Social Listening for Small Business
Social listening for small business is especially powerful, as one good social listening tool can be used to serve multiple purposes in your organization. Social listening tools run the gamut from free to paid, but they follow the same adage as most things in this world: you get what you pay for.
That being the case, I’ve seen a lot of discussions on LinkedIn Groups and the like wherein people debate whether or not paid social listening tools for small business are worth the spend. Having spent a good chunk of my career helping small business and nonprofits with their marketing plans, I’ll voice what may be a counterintuitive opinion here:
A lot of the confusion around social listening lies in the misapprehension that, because social listening tools monitor social media sites specifically, these are tools that should be used for social media marketing specifically – and social media marketing is still a murky discipline for a lot of us, often without well-articulated business goals that make finding the social media ROI a bit like a treasure hunt without a map.
Social listening is essentially a social search: good social media monitoring tools are harnessing Big Data to cut through the noise of gozillions of conversations happening simultaneously on social networks and giving not just the marketing teams, but all departments throughout an organisation the insights to actually establish those well-articulated business goals that any business initiative should have.
In that way, social listening tools aren’t so much a Swiss Army Knife as they are a spoon: just about everyone in the company can find a use for them. That being the case, good social listening tools can make the spend worth it by allowing multiple users to set up multiple profiles. So, if your marketing team is trying to figure out a way to get a spend through your boss for a social listening tool, the best way to do that is to make sure that your software is servicing a legitimate business need. And so, without further ado…
5 Ways for Small Business to Get the Most out of a Social Listening Tool
1) Competitive Analysis
Competitive analysis is an essential part of every business strategy. While a competitive analysis used to require a long, drawn-out and often expensive process with external contractors and agencies, these days, social listening can be used to benchmark yourselves against your competitors, in a variety of clever ways:
- Positioning: What are your competitors saying about themselves – and is it resonating with relevant followers? Take a look at how your competition is positioning itself and its products and see if they’re getting any feedback from relevant community members that might inform your own marketing efforts. Don't just jump in and implement the insights you find, dig a little deeper and watch how conversations progress over a few months - you might find an interesting trend. If you're a small business, it's wise to look at other SMBs to ensure your budget can achieve the same things.
- Product: Are your small business competitors giving any clues as to what they might be working on? How can you combat this with your own strategy? Again, don't be hasty and change company direction just because you know your competitor is working on something. Use the insights you find to explore deeper, for example, run an industry keyword search on the insight you've found to see if there's a progressive spike in engagement. Just because your competitor is doing something, doesn't mean its right. For example, you may find that conversation around a particular topic is dwindling, suggesting it's not a strategically wise move to follow suit.

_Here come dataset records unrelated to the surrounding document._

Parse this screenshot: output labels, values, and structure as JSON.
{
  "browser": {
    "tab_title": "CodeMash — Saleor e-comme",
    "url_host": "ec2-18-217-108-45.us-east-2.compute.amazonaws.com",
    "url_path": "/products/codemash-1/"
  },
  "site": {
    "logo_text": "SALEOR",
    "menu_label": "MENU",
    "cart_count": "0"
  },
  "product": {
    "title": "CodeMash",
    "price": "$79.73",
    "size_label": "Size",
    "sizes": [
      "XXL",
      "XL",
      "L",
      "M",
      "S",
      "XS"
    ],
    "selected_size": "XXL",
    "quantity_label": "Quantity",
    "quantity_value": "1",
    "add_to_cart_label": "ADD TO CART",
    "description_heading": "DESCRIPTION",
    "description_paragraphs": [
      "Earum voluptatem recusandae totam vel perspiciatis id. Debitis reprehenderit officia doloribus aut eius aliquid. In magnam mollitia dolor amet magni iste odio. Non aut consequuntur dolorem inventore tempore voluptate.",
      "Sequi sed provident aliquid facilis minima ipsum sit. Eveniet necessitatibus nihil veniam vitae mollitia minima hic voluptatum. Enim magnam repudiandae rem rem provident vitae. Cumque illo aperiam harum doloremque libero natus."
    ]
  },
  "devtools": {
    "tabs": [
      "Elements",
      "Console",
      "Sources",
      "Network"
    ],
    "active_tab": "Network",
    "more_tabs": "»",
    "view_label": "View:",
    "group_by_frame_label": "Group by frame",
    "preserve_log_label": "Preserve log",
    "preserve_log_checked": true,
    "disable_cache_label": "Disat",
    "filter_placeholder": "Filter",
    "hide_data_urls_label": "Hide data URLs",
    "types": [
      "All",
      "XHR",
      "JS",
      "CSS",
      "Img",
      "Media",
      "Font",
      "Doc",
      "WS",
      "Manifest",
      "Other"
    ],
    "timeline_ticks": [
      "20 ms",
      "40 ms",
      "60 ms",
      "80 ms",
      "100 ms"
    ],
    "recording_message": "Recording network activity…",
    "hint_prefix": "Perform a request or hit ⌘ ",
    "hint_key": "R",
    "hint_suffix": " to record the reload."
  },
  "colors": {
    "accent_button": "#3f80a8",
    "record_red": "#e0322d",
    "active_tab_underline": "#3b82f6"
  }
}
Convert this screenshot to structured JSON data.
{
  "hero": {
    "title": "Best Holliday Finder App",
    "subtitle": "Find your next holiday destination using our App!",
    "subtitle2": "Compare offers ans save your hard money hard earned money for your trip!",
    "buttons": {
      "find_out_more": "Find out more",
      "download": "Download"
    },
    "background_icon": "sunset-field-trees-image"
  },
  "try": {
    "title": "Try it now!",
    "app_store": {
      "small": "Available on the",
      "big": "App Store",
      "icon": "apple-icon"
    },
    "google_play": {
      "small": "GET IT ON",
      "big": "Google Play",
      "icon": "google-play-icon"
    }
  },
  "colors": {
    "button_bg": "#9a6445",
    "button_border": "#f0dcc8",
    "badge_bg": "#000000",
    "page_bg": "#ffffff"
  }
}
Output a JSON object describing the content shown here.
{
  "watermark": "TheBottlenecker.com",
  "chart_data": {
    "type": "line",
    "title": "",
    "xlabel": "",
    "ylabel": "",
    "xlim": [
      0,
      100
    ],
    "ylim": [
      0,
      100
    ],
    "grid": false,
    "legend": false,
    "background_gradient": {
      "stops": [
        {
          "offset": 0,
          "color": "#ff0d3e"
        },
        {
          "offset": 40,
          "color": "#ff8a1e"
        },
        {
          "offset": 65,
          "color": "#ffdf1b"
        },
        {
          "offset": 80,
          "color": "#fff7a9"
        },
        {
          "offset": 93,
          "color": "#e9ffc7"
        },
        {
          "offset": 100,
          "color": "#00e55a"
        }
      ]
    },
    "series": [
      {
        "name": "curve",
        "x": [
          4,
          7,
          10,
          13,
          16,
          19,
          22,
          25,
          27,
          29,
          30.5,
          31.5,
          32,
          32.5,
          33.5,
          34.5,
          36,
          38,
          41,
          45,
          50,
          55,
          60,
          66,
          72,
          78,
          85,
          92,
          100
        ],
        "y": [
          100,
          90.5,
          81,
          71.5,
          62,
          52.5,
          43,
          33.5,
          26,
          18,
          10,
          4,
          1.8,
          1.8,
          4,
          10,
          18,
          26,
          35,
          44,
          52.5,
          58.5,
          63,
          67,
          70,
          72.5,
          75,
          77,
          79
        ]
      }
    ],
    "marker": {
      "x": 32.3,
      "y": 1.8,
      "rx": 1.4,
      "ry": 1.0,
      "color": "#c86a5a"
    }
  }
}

- Share of Voice: Which one of you is getting more engagement? Vanity metrics like “followers” aren’t the best measurement of a social marketing strategy. Afterall, followers only bring something to the table if they engage with you. As such, instead of followers, use engagement as a success metric.
- Awareness: Is their brand awareness growing or shrinking amongst relevant audiences– and how does that compare to yours? One way to tell is to look at whether engagement is increasing or decreasing, and whether the folks engaging with you and your competitor’s brands are the same small group of people, or whether it’s growing.
2) Creative Direction
Twitter is a really great way for testing subject lines and messaging on your follower. You can post the same article days apart and try different taglines, hooks and positioning to see what gets you the most clicks. This method also works well in crisis communication: if you’re using trying to manage a PR crisis, check to see whether your message is resonating with your customers in a way that suits your brand.
Using real audience data from your followers is a sure way to increase positive engagement. It's wise to document what you find and use the insights to pave way for your future content marketing strategy, for example, if you notice a trend in that your community responds better to humour, you may wish to lead with this tonality in a future advertising campaign.
3) Product Research
Your competitors aren’t the only ones talking about products: industry influencers and consumers are talking, too. Put your small business's brand name as a general industry search term – you never know what you’ll find. If your brand only recently launched, it's unlikely you'll find conversations about your company, however, what relevant followers have to say about your industry as a whole/ competitor's products is equally as important and forms the basis of a good R&D strategy.
Do you know what your employees are saying about you? Sites like glassdoor cater to the detractor, so it’s not always easy to get an accurate view of how you’re perceived out in the world. None the less, it's important to understand what people think of your brand as this can considerably impact the people you attract working for your small business. Skills are critical - and so is a good brand reputation to plug the skill gaps you may have.
5) Market Trends
There are industry influencers and consumers, and then there are investors. Insights from all three are worth listening to when you’re looking at market trends, and any good social media monitoring software will have community features that allow you to tag and follow influencers.
Hopefully this article has explained how your small business can leverage social marketing, and social media listening, to inform the strategies of your entire business rather than just the marketing team. For a more comprehensive view on social listening across the business organization, check our our free social listening guide, or take a listen to our social listening webinar, both of which take a deep dive on how to best use social listening throughout your company.